Please note that for students with a specific interest in ancient, early medieval or modern art there is no obstacle to participate in the course. Although the stay in Florence will obviously be concerned mostly with the Late Middle Ages and the Early Modern Period, for their concluding paper students will be free to select a subject in the time period of their preference, making use of – or take a contrasting view to – concepts and methods discussed during the course. These subjects do not necessarily limit themselves to Florence or Italy.
1 November 2018-20 January 2019 (stay in Florence 12-20 January 2019)
Dr. Bram de Klerck (Radboud Universiteit Nijmegen) and prof. dr. Gert Jan van der Sman (Leiden University / Dutch University Institute for Art History in Florence)

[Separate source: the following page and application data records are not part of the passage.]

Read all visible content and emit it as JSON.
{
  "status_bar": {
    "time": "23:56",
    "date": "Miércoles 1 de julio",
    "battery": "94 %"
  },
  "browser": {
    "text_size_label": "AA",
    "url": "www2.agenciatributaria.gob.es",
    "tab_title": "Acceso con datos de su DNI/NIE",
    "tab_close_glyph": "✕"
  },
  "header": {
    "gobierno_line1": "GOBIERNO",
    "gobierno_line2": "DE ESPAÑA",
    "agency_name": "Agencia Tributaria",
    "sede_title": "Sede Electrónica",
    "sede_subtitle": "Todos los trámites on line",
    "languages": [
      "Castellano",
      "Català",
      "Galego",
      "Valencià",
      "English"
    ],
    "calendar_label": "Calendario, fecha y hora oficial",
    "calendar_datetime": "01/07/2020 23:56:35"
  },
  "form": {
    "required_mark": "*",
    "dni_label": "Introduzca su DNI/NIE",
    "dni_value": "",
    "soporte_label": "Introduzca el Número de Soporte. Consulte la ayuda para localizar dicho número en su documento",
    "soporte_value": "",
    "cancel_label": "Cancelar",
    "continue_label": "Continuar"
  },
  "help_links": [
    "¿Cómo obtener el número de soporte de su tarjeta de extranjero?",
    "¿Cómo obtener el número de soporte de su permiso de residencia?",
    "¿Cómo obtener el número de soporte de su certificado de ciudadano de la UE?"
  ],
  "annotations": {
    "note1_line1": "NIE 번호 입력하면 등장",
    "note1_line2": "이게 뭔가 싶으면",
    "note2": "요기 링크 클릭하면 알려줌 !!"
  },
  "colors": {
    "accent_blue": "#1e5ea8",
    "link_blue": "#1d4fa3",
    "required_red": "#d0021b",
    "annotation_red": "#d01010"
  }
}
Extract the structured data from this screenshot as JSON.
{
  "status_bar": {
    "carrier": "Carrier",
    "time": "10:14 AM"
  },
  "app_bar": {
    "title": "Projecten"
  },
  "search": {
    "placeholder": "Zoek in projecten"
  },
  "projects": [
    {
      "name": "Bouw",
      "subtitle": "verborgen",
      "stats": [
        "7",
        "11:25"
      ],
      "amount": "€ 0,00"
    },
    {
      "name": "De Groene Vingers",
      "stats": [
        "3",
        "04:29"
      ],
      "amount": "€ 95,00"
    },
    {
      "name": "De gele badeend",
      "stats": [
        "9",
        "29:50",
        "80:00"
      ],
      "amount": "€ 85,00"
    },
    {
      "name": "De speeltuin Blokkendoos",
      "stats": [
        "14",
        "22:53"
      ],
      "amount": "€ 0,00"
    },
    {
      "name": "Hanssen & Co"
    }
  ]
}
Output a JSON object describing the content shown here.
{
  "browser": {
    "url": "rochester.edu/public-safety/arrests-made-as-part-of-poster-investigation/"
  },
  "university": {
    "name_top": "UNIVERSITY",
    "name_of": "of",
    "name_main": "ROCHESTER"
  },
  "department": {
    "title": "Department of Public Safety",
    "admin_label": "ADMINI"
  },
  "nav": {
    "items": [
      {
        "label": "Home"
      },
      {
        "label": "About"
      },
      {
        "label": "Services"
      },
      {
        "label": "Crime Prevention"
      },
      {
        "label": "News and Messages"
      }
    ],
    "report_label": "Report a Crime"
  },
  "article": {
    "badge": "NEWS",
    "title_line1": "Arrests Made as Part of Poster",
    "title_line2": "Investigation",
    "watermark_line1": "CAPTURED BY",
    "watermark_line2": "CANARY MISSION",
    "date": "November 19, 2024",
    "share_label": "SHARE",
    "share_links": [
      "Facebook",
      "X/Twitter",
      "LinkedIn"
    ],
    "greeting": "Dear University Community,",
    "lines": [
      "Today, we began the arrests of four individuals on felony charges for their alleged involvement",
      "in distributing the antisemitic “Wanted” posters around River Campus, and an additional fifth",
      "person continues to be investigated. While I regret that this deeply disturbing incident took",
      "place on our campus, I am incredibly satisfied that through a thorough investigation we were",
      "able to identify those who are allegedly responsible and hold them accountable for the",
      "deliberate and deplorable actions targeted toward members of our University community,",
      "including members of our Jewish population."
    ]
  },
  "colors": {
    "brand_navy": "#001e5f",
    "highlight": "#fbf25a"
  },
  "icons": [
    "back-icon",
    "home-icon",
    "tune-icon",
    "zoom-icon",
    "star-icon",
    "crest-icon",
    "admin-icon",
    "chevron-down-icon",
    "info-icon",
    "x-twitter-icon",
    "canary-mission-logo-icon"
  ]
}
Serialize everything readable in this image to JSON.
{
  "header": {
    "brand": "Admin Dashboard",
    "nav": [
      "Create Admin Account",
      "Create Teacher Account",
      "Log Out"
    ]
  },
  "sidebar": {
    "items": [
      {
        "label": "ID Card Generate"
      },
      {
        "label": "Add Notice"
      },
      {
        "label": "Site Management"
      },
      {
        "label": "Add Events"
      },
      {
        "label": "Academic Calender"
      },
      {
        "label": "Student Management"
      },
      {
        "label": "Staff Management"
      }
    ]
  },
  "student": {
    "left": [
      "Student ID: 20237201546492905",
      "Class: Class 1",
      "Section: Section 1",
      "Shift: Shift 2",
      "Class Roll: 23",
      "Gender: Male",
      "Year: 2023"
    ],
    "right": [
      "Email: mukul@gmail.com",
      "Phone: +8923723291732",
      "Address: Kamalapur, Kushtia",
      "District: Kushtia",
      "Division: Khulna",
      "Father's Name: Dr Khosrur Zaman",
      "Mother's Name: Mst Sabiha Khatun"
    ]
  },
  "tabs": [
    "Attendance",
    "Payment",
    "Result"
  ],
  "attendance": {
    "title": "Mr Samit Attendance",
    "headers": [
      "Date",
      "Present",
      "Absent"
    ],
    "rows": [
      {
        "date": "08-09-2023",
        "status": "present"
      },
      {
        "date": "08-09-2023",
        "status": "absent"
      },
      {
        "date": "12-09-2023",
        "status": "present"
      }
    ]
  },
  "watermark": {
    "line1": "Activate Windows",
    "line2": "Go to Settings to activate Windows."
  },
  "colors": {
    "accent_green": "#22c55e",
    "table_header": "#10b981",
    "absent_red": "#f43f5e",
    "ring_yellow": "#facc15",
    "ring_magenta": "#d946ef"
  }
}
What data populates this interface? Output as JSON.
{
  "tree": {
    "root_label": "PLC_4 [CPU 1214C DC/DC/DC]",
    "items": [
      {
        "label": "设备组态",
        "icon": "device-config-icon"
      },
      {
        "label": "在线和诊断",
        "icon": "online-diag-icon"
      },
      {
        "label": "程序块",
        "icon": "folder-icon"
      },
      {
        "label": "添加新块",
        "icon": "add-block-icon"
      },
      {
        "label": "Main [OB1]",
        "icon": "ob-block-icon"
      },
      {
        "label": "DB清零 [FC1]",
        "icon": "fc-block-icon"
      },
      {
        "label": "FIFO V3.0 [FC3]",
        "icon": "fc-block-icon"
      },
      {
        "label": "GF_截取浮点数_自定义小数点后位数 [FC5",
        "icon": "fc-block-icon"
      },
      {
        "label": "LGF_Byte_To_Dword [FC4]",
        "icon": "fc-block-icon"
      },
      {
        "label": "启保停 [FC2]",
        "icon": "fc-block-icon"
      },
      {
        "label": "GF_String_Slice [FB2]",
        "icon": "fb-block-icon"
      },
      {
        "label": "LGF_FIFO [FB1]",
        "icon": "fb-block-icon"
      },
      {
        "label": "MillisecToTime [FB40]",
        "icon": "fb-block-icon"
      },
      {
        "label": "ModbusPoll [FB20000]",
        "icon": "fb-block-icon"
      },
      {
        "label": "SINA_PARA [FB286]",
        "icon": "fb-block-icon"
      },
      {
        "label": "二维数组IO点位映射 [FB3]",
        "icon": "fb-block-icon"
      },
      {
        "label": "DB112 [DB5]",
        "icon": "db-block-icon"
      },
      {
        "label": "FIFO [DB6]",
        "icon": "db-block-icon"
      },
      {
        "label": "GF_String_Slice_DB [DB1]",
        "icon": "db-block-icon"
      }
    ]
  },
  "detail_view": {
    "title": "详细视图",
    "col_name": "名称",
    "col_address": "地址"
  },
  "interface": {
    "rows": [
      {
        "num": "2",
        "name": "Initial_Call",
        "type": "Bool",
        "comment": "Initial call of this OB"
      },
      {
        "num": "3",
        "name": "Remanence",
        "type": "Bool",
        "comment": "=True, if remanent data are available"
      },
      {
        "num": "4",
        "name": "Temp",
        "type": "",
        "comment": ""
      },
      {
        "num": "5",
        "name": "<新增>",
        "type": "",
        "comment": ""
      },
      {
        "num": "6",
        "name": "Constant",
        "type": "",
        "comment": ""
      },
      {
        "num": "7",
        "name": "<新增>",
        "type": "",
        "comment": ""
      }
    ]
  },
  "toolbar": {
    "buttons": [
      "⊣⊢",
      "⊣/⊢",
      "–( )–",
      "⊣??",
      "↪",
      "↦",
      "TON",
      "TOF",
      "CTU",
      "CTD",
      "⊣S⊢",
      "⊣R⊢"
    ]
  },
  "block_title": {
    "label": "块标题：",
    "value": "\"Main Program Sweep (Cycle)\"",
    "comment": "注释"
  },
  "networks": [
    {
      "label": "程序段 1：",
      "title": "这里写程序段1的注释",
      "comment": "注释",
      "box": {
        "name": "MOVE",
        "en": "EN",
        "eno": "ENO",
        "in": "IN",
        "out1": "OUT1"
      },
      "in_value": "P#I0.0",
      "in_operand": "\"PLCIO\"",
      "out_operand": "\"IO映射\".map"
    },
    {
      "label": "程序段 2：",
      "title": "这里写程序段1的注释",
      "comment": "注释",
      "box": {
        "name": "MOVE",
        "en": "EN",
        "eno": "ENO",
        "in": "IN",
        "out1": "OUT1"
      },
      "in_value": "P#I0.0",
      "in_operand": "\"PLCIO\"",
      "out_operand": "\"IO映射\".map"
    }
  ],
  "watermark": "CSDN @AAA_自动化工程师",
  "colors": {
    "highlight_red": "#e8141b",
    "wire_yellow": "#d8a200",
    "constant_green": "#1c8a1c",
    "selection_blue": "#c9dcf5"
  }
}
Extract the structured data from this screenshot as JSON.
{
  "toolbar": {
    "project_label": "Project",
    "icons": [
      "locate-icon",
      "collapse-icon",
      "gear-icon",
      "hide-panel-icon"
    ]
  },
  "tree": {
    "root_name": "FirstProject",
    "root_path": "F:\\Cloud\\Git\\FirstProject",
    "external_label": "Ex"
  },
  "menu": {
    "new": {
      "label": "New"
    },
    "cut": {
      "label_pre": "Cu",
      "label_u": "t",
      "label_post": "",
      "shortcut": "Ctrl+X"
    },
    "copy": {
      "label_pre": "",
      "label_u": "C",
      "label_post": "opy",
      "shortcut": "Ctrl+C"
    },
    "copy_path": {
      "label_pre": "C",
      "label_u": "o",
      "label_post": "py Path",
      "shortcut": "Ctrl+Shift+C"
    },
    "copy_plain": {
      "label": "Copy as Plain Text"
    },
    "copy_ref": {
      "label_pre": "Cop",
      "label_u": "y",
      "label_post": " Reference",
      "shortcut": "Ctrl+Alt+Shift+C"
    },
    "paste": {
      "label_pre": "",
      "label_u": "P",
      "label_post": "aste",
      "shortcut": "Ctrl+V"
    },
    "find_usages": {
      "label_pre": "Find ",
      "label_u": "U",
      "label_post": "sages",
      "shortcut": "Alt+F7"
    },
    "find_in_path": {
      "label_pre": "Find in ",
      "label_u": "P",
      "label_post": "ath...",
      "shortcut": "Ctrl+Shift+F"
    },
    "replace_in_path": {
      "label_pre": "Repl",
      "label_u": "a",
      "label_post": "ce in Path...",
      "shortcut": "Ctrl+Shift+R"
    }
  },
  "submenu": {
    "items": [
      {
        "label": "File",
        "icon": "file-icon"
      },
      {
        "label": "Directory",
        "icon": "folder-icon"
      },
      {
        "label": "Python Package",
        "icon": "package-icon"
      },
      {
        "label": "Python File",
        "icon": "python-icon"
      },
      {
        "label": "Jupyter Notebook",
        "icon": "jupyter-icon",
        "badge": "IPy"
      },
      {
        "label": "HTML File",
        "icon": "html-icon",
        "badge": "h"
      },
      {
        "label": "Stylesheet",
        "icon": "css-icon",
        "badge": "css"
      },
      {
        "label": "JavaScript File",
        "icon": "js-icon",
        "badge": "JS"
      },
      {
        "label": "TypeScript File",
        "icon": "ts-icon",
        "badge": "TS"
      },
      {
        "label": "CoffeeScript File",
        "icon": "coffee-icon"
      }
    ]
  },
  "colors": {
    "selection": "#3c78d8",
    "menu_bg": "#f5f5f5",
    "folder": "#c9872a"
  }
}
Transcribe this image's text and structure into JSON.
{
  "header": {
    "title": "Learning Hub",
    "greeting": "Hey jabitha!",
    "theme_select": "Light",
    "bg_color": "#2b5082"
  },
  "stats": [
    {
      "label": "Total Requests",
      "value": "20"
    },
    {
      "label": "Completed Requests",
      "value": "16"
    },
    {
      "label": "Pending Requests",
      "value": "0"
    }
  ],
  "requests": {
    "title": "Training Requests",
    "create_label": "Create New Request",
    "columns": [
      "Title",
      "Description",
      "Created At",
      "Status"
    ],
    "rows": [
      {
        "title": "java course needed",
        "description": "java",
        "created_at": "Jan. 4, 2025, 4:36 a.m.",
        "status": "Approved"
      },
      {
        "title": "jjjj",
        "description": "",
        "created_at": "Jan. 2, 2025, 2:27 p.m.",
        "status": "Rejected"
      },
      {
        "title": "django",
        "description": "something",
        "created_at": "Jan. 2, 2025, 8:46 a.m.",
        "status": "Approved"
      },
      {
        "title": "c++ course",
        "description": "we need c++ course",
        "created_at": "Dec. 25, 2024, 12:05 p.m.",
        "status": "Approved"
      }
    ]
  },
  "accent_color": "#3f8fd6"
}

Annelien Krul MA (firstname.lastname@example.org)
Open to all ResMA students and PhD candidates in Art and Architectural History, max. 16 participants. ResMa students have precedence over PhD candidates
email@example.com. Provide a CV and short letter of motivation. Deadline: October 20, 2018.
The course has four main components:
1. Two seminars in Utrecht (dates to be announced)
2. A stay in Florence at the NIKI (Dutch University Institute for Art History): Arrival on January 12, departure on January 20, 2019.
Program: January 13, 9 AM – January 19, 6 PM.
3. A presentation in Florence on the chosen monument or ensemble of monuments.
4. An annotated paper (ca. 5.000 words, excl. notes, deadline 3 February 2019) written by each participant after their return to the Netherlands, focusing on the chosen topic. The paper will be supervised by one of the professors.
Participation in the OSK-NIKI ResMA Winter School is open to all students enrolled in a Research Master Program or PhD program at a Dutch University. The number of participants is limited to 16. ResMA students have precedence over PhD candidates. Deadline for application is October 20, 2018. Students will be informed about admittance no later than October 25.
Students are expected to attend all seminars and lectures and read and analyze the texts in advance.
There is no course fee. All students will be offered free housing at the NIKI (rooms are for 3 or 4 persons, shared dining room, kitchen, bathrooms and toilets). Students who are registered with OSK will be offered a travel grant of €75. Students are responsible for booking a flight themselves. The travel grant will be paid after delivering a successful paper and presentation. Make sure to keep your (digital) ticket and proofs of payment, without them the grant cannot be paid.
Credits: 6 EC (possibility to expand), to receive after delivering a successful paper and presentation. Students have to check with their home university themselves whether the transfer of credits for this course is accepted. OSK will provide a testimonial of work load and EC.
Instruction language: English.